Arrrgh! Aaahhh! Yeaaaa! Come at me ghost!
3 reasons “Provoking” might not be so great.
Over the last two or three years the big fad in ghost hunting, not research, is the process commonly being called “provocation.” Hundreds of ghost hunters and dozens of groups proclaim “provoking” as one of the best ways to get some kind of response from residents of the after-realm. Since our shared field of interest is speculative in nature, I shall speculate on three ways that “provoking” might NOT be the best way to “hunt” ghosts.
1. No ears.
If you believe in ghosts you probably believe that they do not have a physical body such as our own. If that is true and ghosts (entities, spirits, etc.) are not corporeal, then they do not have ears as we do. Without ears, the process that makes living people hear sound as uttered by lips while air is pushed out of lungs and through the throat creating vibrations which are received by the ear translated into sound and then deciphered by the brain as words is not the process by which a ghost would hear us. No ears, no sound. But they seem to be “hearing,” so there may be some other process taking place. If they are not hearing our words, perhaps they are only receiving the impression of our words as we speak them through some sort of psychical means that we are currently unaware of. In the case of “ghosts” picking up our thoughts, not our actual words, then why would it matter if we were screaming them or whispering them? On many occasions over the last 20+ years I have conducted ITC experiments where I simply thought my questions without any verbalization at all, yet I have still received replies.
2. Provoking is rude.
That’s right, rude. Although “ghost hunters” like to think that they know who or what spirits they are trying to communicate with, we have no proof as to who or what the spirits really are. So standing in a room shouting and being mean to someone you don’t even know is simply rude. Grow up and stop bullying, we’re trying to do research here.

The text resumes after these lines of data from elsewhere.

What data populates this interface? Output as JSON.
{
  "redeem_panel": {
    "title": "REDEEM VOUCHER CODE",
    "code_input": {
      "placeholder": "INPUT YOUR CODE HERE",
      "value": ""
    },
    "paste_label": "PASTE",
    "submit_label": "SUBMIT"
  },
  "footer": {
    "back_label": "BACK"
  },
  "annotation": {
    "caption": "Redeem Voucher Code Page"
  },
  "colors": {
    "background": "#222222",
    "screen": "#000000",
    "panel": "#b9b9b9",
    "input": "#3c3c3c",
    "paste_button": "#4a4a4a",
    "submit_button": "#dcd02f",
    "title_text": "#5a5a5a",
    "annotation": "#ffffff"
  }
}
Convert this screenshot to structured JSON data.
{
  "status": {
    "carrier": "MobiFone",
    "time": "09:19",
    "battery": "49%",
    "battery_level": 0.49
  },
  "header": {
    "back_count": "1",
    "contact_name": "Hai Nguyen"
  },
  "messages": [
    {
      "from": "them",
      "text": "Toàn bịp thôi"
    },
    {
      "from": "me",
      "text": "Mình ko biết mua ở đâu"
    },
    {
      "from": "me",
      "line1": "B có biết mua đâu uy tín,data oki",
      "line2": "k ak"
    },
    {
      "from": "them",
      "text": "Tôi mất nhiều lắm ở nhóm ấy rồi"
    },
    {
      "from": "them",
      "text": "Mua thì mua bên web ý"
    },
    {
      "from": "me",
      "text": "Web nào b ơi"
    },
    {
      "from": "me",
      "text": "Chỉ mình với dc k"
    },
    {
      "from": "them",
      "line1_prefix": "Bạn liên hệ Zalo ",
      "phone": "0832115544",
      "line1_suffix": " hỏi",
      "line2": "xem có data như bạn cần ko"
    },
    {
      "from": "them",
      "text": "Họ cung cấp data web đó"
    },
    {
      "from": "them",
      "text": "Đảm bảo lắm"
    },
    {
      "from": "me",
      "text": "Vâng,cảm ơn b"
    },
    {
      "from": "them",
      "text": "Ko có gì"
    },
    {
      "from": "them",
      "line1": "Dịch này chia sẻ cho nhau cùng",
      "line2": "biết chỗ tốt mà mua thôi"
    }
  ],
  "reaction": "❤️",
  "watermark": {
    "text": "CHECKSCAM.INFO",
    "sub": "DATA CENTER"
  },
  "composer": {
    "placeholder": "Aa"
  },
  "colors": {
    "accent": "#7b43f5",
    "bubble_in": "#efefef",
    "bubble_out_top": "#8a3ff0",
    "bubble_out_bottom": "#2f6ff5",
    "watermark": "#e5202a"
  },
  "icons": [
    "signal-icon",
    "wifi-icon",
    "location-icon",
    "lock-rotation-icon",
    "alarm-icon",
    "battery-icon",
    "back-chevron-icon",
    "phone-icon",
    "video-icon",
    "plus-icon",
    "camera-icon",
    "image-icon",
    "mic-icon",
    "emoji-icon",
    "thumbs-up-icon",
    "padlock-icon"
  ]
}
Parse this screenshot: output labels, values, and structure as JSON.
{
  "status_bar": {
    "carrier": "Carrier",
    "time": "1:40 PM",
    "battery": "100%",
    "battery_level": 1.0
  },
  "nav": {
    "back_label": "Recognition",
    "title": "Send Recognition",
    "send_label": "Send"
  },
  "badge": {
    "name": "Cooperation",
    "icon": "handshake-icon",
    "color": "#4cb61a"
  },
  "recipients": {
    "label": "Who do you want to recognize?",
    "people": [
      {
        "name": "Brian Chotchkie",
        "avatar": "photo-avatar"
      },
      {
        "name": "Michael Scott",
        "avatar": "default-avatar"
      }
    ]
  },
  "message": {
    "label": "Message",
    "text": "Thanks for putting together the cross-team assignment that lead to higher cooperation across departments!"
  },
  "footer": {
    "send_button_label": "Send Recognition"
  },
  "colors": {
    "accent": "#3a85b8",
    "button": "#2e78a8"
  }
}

Another theory of “ghost hunters” is that some sort of energy generated by strong personalities or traumatic events can be leftover after a person dies. Well, following that train of thought we find that the energy could be leftover by anyone in a strong emotional state – even “ghost hunters.” What if a group of people goes to an allegedly haunted location and two or three of them get themselves worked up and start “provoking”? Can we be sure that after those “ghost hunters” leave, they haven’t left some of that energy behind? So the next weekend when someone goes to that same location and they start to “feel” a presence, it could possibly be the energy leftover from the people that were there last week. Imagine a place like Waverly Hills that has been filled with people screaming, running, yelling, laughing all the time. Do you think none of that energy has been left behind?
I’ve tried “provoking” myself and have been unimpressed with the results. The only thing I’ve ever seen “provoking” actually do is increase a television show’s ratings… and raise my blood pressure.